  • Wear comfortable footwear: Plenty of tourists don’t pay heed to wearing comfortable footwear and regret it later! Since there will be a lot of walking and climbing to do, ensure you wear the right shoes and avoid flip-flops and heels.
  • Stay Hydrated: Doesn’t matter if you’re climbing up the Acropolis or going to the beach, you need to stay hydrated everywhere! Carry water bottles, juice boxes, energy drinks and or anything else you can think of to quench your thirst!
  • Respect the Rules: Always respect the rules and regulations set in place, when you’re visiting a new place. The Acropolis isn’t an exception.
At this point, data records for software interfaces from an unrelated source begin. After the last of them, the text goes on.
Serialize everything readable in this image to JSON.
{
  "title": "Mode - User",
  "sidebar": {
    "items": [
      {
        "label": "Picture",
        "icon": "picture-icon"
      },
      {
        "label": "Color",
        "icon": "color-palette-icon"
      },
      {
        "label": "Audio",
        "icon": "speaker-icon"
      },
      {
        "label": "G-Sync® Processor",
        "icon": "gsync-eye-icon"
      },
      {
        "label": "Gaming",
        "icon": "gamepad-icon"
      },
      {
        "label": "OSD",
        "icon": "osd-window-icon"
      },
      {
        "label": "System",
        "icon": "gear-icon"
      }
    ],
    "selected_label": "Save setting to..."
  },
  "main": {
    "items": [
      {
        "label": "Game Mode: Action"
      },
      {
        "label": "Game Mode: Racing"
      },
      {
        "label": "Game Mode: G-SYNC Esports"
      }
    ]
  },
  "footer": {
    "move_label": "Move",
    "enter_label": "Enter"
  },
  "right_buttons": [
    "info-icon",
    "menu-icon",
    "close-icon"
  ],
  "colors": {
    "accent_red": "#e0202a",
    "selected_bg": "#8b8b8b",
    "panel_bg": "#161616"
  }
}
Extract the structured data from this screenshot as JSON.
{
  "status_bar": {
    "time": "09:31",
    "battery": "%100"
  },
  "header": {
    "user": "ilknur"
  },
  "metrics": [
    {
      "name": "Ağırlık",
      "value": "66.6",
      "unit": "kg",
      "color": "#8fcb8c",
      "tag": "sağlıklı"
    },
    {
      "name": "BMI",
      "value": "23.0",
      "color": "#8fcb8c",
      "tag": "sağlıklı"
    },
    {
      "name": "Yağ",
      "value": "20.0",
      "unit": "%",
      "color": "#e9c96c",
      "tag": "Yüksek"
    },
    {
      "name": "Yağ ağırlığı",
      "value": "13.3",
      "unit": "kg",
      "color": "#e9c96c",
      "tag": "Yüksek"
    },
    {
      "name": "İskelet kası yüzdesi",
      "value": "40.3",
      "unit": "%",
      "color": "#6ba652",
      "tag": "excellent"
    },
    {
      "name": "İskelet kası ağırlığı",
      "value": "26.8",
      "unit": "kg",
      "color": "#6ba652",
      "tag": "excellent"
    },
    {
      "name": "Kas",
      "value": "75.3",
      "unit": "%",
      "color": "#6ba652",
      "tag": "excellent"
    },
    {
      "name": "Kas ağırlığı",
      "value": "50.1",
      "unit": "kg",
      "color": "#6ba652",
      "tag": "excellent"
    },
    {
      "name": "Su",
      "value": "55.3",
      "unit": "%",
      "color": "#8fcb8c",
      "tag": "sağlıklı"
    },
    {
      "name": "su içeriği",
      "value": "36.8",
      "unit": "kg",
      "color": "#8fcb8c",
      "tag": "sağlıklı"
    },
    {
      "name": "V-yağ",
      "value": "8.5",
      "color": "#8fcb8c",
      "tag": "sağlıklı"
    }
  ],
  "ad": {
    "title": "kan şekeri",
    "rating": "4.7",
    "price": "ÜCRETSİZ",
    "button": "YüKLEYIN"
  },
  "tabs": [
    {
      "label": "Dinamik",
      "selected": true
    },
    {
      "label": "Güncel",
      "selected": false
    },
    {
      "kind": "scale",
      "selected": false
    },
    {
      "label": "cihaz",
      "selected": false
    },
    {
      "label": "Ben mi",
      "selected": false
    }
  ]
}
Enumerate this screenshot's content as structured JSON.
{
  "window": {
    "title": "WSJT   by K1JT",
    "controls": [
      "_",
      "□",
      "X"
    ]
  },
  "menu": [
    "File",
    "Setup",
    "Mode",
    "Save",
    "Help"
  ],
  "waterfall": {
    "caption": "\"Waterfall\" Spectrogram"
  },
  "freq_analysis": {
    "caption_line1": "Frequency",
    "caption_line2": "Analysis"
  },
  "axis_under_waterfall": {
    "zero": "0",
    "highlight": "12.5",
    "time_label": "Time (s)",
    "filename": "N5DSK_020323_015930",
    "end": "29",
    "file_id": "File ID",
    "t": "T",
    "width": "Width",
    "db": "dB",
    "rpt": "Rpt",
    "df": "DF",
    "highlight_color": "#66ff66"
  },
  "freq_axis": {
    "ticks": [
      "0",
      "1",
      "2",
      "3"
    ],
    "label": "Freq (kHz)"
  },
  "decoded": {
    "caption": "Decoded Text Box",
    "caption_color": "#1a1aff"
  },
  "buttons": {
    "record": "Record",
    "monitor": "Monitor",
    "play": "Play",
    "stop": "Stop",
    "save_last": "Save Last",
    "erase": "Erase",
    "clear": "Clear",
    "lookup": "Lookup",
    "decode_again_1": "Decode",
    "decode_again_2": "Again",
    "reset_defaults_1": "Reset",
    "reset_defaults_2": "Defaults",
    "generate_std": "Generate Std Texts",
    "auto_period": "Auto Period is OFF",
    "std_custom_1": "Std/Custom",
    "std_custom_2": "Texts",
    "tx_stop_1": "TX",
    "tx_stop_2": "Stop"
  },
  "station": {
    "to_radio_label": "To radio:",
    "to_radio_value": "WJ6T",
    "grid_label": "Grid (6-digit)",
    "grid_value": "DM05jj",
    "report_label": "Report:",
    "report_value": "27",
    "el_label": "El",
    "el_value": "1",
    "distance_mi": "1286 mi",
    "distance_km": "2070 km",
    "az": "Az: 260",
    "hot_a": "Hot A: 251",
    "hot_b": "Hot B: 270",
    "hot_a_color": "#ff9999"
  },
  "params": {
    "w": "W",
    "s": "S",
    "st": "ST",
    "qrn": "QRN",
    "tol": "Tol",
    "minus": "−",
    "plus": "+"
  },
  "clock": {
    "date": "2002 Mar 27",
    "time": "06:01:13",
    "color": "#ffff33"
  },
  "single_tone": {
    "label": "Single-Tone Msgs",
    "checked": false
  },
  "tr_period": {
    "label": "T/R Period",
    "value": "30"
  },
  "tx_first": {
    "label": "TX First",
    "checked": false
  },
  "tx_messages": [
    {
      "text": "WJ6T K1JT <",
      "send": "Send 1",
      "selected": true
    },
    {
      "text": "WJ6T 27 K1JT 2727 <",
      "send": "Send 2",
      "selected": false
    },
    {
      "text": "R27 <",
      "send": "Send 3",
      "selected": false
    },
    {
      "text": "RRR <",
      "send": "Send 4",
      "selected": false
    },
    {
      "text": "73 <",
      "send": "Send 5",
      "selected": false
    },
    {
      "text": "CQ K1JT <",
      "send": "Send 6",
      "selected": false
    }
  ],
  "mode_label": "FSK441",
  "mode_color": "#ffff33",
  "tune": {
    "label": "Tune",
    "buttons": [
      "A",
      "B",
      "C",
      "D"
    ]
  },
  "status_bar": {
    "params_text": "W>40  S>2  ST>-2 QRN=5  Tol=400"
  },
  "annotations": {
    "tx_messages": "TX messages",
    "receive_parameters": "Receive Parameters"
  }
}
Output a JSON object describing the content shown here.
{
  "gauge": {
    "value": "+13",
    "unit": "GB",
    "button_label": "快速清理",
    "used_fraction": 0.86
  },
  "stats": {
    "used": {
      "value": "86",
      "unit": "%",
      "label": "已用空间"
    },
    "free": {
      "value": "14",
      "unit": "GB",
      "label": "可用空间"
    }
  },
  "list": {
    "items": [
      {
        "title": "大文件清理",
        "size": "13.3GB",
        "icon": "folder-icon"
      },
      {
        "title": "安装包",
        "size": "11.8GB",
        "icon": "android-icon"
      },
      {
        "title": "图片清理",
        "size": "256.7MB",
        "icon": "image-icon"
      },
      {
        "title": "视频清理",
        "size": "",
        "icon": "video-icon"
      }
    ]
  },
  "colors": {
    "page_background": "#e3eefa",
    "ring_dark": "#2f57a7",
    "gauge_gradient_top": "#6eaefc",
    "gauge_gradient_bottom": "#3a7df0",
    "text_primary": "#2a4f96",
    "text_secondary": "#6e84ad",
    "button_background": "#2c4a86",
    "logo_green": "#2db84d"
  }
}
Be mindful of the rules, like not touching or climbing on the ancient ruins, and refrain from smoking or littering on the site.
  • Dress code: The general rule while entering Greek monasteries requires both men and women not to wear sleeveless tops and their knees covered. However, the Acropolis is an exception to the dress code rule. Just ensure you feel comfortable in whatever you wear, based on the season.
  • Spend a good amount of time: Go early, stay and admire the beautiful Acropolis. Ample time to learn about the history of the place, a bit about its architecture, soak in the view and take Instagram-worthy pictures. We all need a good picture, right?
  • Photography: Photography at the Acropolis is allowed, but carrying drones are prohibited!
  • Visitors with physical disabilities: Parts of the Acropolis are wheelchair accessible. The landmark also has an elevator to access Acropolis Hill.
Inside Acropolis